An Evening with Bernard-Henri Lévy

Dir. Bernard-Henri Lévy
Documentary France / Iraq 2016-2017 English

Tuesday, January 236:15 PM Edlavitch DCJCC On Rush*

Screening note:

This event was postponed from September 26, 2017 to January 23, 2018


*Rush indicates that we’re sold out of advanced tickets for this screening. A rush line will form 1 hour prior to show time. About 5 minutes before the scheduled start time, ticket-buyers from the Rush Line will be admitted based on availability inside the theater.

Renowned French philosopher, activist, writer (The Genius of Judaism), and filmmaker Bernard-Henri Lévy offers a special presentation of his two most recent documentaries, Peshmerga and The Battle of Mosul.

In between the screenings, Lévy will be joined on stage by the CEO of The Jewish Federation of Greater Washington, Gil Preuss, for an in-depth conversation on the implications of the September 2017 Kurdistan independence referendum vote; the escalation of violence in Iraq, the responses of neighboring countries and responsibilities of the international community in this conflict.

6:15pm – Peshmerga (2016)
7:45pm – Bernard-Henri Lévy in conversation
9:00pm – The Battle of Mosul (2017)



Dir. Bernard-Henri Lévy
France (2016)
Kurdish, Arabic, English and French with English Subtitles
Runtime: 92min
In 2015, Bernard-Henri Lévy sought to understand the psychology and culture of those embroiled with ISIS in the Middle East. Accompanied by a team of cameramen, Lévy traveled over 650 miles of the frontline separating Iraqi Kurdistan from Islamic State troops. The Kurdish fighters he encounters in Mosul and the Sinjar Mountains demonstrate heroic resolve in their fight against jihadi fundamentalism, and relay unforgettable and harrowing stories that give human dimension to a conflict with immense global implications.
Dir. Bernard-Henri Lévy
France, Iraq (2017)
Kurdish, Arabic, English and French with English Subtitles
Runtime: 53min
The film opens on October 17, 2016, the first day of the battle to liberate Mosul from the Islamic State. It ends in mid-January 2017 with the complete liberation of the eastern half of the city, including the spot on the Tigris where the Prophet Jonah is buried, a place of significance for the three Abrahamic religions.Whether in the company of the Kurds or of the Iraqi Golden Division Special Forces, Bernard-Henri Lévy and his crew were present at every crucial step in the battle.

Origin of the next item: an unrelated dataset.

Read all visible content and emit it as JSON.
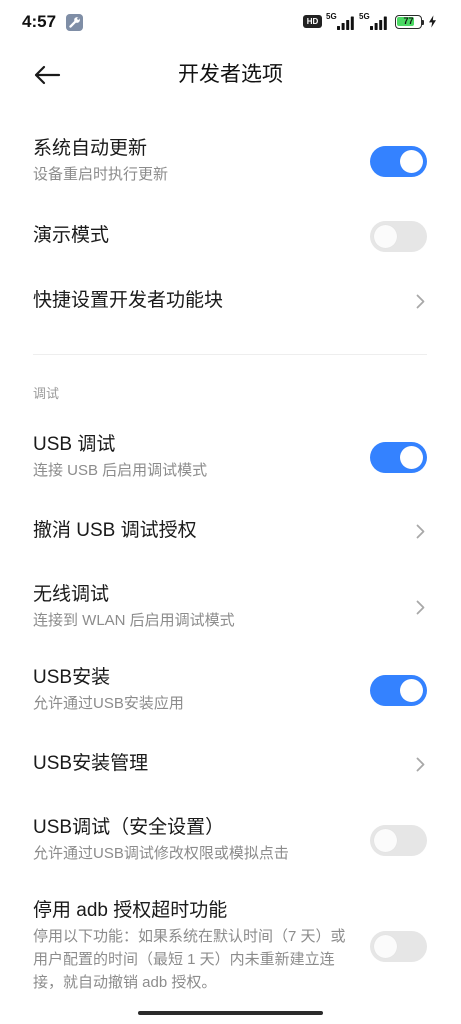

Throughout the film, a question hangs in the air: Will the imminent fall of the capital of the Islamic State spell its definitive defeat?

Co-presented by Washington Kurdish Institute


Bernard-Henri Lévy is a philosopher, activist, and filmmaker. His most recent book, The Genius of Judaism, was published in January 2017 by Random House. New York Times Bestsellers include American Vertigo, Barbarism with a Human Face, and Who Killed Daniel Pearl? His writing has appeared in a wide range of publications throughout Europe and the United States. His films include the documentaries Bosna!, The Oath of Tobruk, Peshmerga and The Battle of Mosul. Lévy is co-founder of the antiracist group SOS Racisme. He has served on diplomatic missions for the French government.

Gil Preuss is the CEO of The Jewish Federation of Greater Washington. Prior to joining Federation in August 2017, Gil worked at Combined Jewish Philanthropies of Greater Boston for 13 years, most recently as the Executive Vice President. In this role, he oversaw strategic planning, financial resource development and community impact. During his tenure, Gil led CJP’s two recent strategic plans, which helped reimagine the role of a Jewish Federation in the Boston area.  Prior to his work at the Boston Federation, Gil was an Assistant Professor of Organizational Behavior and Human Resources at the Weatherhead School of Management, Case Western Reserve University.


  • “Peshmerga,” [is] truly enthralling and instructive. In a context of widespread fear after the attacks and mass killings regularly orchestrated by the jihadist group Islamic State, this very well documented homage to an irreducible group of freedom fighters should arouse the curiosity of those seeking perspective on geopolitical issues.Variety
  • Peshmerga, it should be noted, is an excellent and gripping documentary: fast-paced, formally dexterous, harrowing and skeptically probing while also being very humane. The “sequel,” The Battle of Mosul, is even better as a cinematic work and is also much more brutal than its predecessor.Tablet







This event finished on January 24, 2018.